The Safe Routes to School Program (SRTS) was created by the U.S. Congress as part of a federal transportation bill called SAFETEA-LU: SAFETEA-LU and SRTS expired in 2012.
The primary reason for developing this nationwide program was this country's growing epidemic of childhood obesity and diabetes.
One of the causes of the epidemic was children's inability to get physical activity, such as biking and walking to school, due to the lack of safe and convenient ways to do so. The program accomplished this safety and convenience by providing funds for schools and communities to implement infrastructure projects (such as sidewalk improvements, trails and traffic calming) and noninfrastructure programs (such as education campaigns, law-enforcement efforts and prize giveaways).
The SRTS program had three main goals:
- To enable and encourage children, including those with disabilities, to walk and bicycle to school
- To make bicycling and walking to school a safer and more appealing transportation alternative, thereby encouraging a healthy and active lifestyle from an early age
- To facilitate the planning, development and implementation of projects and activities that will improve safety and reduce traffic, fuel consumption and air pollution near schools

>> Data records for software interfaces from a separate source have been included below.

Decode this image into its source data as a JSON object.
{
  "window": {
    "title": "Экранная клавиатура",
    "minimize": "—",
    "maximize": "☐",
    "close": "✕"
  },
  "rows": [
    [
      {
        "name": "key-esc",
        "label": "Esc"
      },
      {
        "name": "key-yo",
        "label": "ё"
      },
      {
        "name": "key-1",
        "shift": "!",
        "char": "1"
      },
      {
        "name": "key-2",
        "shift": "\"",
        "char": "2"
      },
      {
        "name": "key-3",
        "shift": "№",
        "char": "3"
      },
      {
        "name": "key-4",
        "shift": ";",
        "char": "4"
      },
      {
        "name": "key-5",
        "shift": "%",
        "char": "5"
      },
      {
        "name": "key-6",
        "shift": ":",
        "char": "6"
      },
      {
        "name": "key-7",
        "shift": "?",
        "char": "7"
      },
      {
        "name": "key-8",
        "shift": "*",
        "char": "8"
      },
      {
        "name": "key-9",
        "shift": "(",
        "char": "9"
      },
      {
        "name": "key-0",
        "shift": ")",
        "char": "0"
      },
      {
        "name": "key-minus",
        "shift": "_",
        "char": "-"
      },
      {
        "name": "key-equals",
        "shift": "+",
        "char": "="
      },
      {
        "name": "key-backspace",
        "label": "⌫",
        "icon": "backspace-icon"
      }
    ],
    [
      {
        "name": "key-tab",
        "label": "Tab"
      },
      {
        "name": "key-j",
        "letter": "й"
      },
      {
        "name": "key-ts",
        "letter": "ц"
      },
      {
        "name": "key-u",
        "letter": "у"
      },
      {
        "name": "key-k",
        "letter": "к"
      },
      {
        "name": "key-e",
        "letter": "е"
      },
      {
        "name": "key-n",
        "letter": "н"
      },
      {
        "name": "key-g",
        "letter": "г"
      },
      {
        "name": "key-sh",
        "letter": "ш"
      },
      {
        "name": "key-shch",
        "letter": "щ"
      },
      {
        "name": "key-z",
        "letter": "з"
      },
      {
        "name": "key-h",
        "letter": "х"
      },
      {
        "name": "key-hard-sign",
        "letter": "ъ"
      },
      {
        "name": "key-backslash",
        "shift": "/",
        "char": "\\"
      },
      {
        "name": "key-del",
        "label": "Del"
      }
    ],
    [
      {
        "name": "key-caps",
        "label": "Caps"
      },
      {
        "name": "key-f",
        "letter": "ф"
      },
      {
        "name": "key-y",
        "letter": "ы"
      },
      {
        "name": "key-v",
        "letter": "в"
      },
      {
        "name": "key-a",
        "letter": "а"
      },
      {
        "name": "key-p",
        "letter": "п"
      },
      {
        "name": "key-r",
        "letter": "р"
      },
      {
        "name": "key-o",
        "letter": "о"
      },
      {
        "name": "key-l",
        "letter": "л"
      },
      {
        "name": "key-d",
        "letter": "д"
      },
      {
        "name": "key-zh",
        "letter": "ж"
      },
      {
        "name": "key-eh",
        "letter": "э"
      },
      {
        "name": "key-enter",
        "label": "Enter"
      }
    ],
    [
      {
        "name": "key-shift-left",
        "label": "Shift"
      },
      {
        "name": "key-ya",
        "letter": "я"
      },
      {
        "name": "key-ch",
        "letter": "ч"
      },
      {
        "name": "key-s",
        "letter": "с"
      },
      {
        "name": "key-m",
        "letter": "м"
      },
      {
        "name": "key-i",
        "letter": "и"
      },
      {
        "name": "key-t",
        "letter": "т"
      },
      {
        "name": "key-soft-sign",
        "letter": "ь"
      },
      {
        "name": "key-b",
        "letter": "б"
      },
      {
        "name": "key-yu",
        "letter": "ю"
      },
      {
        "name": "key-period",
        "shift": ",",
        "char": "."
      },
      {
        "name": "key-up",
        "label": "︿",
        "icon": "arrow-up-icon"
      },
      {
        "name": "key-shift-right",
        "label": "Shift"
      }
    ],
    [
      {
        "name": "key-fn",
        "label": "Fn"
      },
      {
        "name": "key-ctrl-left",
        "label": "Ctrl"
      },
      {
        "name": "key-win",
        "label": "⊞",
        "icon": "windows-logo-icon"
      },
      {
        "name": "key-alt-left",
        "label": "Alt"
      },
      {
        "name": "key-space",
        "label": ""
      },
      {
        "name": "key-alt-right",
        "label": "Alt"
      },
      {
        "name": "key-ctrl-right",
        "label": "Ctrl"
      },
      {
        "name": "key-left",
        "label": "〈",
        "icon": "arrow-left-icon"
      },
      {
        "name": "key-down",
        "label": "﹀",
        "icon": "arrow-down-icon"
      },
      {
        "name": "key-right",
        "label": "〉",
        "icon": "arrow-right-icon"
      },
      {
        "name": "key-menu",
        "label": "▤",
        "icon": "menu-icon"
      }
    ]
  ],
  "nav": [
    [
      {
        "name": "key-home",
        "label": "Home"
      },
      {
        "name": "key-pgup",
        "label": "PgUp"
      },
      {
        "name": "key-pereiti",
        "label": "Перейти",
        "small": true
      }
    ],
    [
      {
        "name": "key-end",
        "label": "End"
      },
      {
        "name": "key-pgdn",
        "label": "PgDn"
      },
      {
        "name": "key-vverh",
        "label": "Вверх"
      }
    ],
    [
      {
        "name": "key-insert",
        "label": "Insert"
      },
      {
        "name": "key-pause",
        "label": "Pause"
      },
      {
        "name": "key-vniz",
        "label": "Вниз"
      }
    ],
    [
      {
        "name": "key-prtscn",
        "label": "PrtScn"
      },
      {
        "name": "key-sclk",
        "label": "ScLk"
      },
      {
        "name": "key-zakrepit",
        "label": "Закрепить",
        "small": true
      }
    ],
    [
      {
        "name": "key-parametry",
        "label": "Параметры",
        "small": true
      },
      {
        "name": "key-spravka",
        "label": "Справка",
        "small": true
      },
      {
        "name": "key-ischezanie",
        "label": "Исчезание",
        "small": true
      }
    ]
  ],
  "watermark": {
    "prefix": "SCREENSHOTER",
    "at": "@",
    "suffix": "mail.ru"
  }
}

MAP-21 is a federal Transportation bill passed by Congress in the summer of 2012. SRTS, as a stand-alone federal program, expired upon passage of the bill. Instead, the SRTS program was integrated in the new Transportation Alternatives (TA) program. The TA program is currently being implemented by the Maricopa Association of Governments and the Pima Association of Governments, covering the Phoenix and Tucson urban areas.